● What is being asked
Each entry below must be repeated word for word.

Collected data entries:

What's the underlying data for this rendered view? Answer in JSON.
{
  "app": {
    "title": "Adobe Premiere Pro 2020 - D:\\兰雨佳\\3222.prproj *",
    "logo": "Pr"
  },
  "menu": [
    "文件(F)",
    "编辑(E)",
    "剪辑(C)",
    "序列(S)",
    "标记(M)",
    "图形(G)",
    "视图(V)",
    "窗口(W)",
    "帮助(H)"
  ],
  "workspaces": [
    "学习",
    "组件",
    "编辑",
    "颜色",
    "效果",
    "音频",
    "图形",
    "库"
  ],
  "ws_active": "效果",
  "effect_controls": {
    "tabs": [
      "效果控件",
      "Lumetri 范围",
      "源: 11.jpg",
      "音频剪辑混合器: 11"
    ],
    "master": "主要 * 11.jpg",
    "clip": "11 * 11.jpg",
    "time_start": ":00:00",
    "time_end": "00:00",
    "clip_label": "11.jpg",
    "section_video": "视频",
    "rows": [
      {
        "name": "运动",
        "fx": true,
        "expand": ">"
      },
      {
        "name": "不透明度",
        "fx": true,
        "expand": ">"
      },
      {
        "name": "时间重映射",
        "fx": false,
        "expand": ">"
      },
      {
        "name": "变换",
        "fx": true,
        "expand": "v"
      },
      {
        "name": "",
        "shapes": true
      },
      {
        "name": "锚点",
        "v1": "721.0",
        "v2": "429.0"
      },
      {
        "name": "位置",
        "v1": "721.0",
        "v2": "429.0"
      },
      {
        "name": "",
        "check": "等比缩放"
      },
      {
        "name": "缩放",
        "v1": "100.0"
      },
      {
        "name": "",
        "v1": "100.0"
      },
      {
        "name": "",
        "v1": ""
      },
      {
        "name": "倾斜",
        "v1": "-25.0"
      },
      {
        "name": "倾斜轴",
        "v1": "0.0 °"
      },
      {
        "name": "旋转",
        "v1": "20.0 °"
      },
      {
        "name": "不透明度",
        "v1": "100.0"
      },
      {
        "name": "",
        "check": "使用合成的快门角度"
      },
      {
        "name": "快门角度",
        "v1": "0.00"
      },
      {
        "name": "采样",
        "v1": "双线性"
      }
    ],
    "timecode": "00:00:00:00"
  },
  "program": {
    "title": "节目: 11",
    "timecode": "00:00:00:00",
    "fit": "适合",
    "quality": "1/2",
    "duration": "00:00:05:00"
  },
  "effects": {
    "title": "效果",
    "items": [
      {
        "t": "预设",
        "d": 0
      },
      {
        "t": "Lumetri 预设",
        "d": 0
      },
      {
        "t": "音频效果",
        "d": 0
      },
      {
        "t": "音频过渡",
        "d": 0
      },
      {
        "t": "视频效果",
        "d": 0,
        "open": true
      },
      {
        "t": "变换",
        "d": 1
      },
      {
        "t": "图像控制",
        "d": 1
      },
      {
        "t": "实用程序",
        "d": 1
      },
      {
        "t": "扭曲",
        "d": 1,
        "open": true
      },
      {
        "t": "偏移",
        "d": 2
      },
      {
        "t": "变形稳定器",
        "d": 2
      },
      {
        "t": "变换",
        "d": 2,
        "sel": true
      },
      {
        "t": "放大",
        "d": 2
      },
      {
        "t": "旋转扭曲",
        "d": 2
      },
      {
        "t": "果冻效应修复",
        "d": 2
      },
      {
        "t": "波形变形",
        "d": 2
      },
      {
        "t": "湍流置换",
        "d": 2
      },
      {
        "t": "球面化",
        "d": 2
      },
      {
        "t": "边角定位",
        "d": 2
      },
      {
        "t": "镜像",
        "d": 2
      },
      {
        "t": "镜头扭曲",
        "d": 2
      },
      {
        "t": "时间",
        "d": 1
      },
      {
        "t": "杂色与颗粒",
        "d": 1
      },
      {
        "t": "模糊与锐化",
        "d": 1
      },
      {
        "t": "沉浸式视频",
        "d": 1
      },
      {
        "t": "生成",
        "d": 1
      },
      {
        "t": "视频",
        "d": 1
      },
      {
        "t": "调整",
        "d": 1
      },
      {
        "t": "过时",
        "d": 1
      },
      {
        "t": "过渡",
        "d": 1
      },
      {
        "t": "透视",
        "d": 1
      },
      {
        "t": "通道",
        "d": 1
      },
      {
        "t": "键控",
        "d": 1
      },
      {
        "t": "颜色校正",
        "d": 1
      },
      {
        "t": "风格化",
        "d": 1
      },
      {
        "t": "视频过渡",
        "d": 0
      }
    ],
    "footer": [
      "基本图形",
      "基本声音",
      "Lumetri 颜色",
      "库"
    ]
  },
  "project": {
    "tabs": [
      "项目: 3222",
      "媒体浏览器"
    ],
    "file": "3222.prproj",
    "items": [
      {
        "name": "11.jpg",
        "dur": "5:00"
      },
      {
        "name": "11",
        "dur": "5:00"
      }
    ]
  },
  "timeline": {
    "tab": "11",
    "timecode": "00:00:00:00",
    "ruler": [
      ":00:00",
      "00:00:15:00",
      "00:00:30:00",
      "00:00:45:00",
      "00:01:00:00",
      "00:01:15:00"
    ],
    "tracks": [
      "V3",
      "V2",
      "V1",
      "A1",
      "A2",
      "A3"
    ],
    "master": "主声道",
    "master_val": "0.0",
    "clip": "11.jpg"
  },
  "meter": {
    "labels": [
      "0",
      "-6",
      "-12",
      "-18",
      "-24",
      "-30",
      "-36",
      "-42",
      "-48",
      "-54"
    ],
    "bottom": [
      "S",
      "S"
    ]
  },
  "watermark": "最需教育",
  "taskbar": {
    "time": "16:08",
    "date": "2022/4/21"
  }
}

● Result of this task
What's the underlying data for this rendered view? Answer in JSON.
{
  "app": {
    "title": "Adobe Premiere Pro 2020 - D:\\兰雨佳\\3222.prproj *",
    "logo": "Pr"
  },
  "menu": [
    "文件(F)",
    "编辑(E)",
    "剪辑(C)",
    "序列(S)",
    "标记(M)",
    "图形(G)",
    "视图(V)",
    "窗口(W)",
    "帮助(H)"
  ],
  "workspaces": [
    "学习",
    "组件",
    "编辑",
    "颜色",
    "效果",
    "音频",
    "图形",
    "库"
  ],
  "ws_active": "效果",
  "effect_controls": {
    "tabs": [
      "效果控件",
      "Lumetri 范围",
      "源: 11.jpg",
      "音频剪辑混合器: 11"
    ],
    "master": "主要 * 11.jpg",
    "clip": "11 * 11.jpg",
    "time_start": ":00:00",
    "time_end": "00:00",
    "clip_label": "11.jpg",
    "section_video": "视频",
    "rows": [
      {
        "name": "运动",
        "fx": true,
        "expand": ">"
      },
      {
        "name": "不透明度",
        "fx": true,
        "expand": ">"
      },
      {
        "name": "时间重映射",
        "fx": false,
        "expand": ">"
      },
      {
        "name": "变换",
        "fx": true,
        "expand": "v"
      },
      {
        "name": "",
        "shapes": true
      },
      {
        "name": "锚点",
        "v1": "721.0",
        "v2": "429.0"
      },
      {
        "name": "位置",
        "v1": "721.0",
        "v2": "429.0"
      },
      {
        "name": "",
        "check": "等比缩放"
      },
      {
        "name": "缩放",
        "v1": "100.0"
      },
      {
        "name": "",
        "v1": "100.0"
      },
      {
        "name": "",
        "v1": ""
      },
      {
        "name": "倾斜",
        "v1": "-25.0"
      },
      {
        "name": "倾斜轴",
        "v1": "0.0 °"
      },
      {
        "name": "旋转",
        "v1": "20.0 °"
      },
      {
        "name": "不透明度",
        "v1": "100.0"
      },
      {
        "name": "",
        "check": "使用合成的快门角度"
      },
      {
        "name": "快门角度",
        "v1": "0.00"
      },
      {
        "name": "采样",
        "v1": "双线性"
      }
    ],
    "timecode": "00:00:00:00"
  },
  "program": {
    "title": "节目: 11",
    "timecode": "00:00:00:00",
    "fit": "适合",
    "quality": "1/2",
    "duration": "00:00:05:00"
  },
  "effects": {
    "title": "效果",
    "items": [
      {
        "t": "预设",
        "d": 0
      },
      {
        "t": "Lumetri 预设",
        "d": 0
      },
      {
        "t": "音频效果",
        "d": 0
      },
      {
        "t": "音频过渡",
        "d": 0
      },
      {
        "t": "视频效果",
        "d": 0,
        "open": true
      },
      {
        "t": "变换",
        "d": 1
      },
      {
        "t": "图像控制",
        "d": 1
      },
      {
        "t": "实用程序",
        "d": 1
      },
      {
        "t": "扭曲",
        "d": 1,
        "open": true
      },
      {
        "t": "偏移",
        "d": 2
      },
      {
        "t": "变形稳定器",
        "d": 2
      },
      {
        "t": "变换",
        "d": 2,
        "sel": true
      },
      {
        "t": "放大",
        "d": 2
      },
      {
        "t": "旋转扭曲",
        "d": 2
      },
      {
        "t": "果冻效应修复",
        "d": 2
      },
      {
        "t": "波形变形",
        "d": 2
      },
      {
        "t": "湍流置换",
        "d": 2
      },
      {
        "t": "球面化",
        "d": 2
      },
      {
        "t": "边角定位",
        "d": 2
      },
      {
        "t": "镜像",
        "d": 2
      },
      {
        "t": "镜头扭曲",
        "d": 2
      },
      {
        "t": "时间",
        "d": 1
      },
      {
        "t": "杂色与颗粒",
        "d": 1
      },
      {
        "t": "模糊与锐化",
        "d": 1
      },
      {
        "t": "沉浸式视频",
        "d": 1
      },
      {
        "t": "生成",
        "d": 1
      },
      {
        "t": "视频",
        "d": 1
      },
      {
        "t": "调整",
        "d": 1
      },
      {
        "t": "过时",
        "d": 1
      },
      {
        "t": "过渡",
        "d": 1
      },
      {
        "t": "透视",
        "d": 1
      },
      {
        "t": "通道",
        "d": 1
      },
      {
        "t": "键控",
        "d": 1
      },
      {
        "t": "颜色校正",
        "d": 1
      },
      {
        "t": "风格化",
        "d": 1
      },
      {
        "t": "视频过渡",
        "d": 0
      }
    ],
    "footer": [
      "基本图形",
      "基本声音",
      "Lumetri 颜色",
      "库"
    ]
  },
  "project": {
    "tabs": [
      "项目: 3222",
      "媒体浏览器"
    ],
    "file": "3222.prproj",
    "items": [
      {
        "name": "11.jpg",
        "dur": "5:00"
      },
      {
        "name": "11",
        "dur": "5:00"
      }
    ]
  },
  "timeline": {
    "tab": "11",
    "timecode": "00:00:00:00",
    "ruler": [
      ":00:00",
      "00:00:15:00",
      "00:00:30:00",
      "00:00:45:00",
      "00:01:00:00",
      "00:01:15:00"
    ],
    "tracks": [
      "V3",
      "V2",
      "V1",
      "A1",
      "A2",
      "A3"
    ],
    "master": "主声道",
    "master_val": "0.0",
    "clip": "11.jpg"
  },
  "meter": {
    "labels": [
      "0",
      "-6",
      "-12",
      "-18",
      "-24",
      "-30",
      "-36",
      "-42",
      "-48",
      "-54"
    ],
    "bottom": [
      "S",
      "S"
    ]
  },
  "watermark": "最需教育",
  "taskbar": {
    "time": "16:08",
    "date": "2022/4/21"
  }
}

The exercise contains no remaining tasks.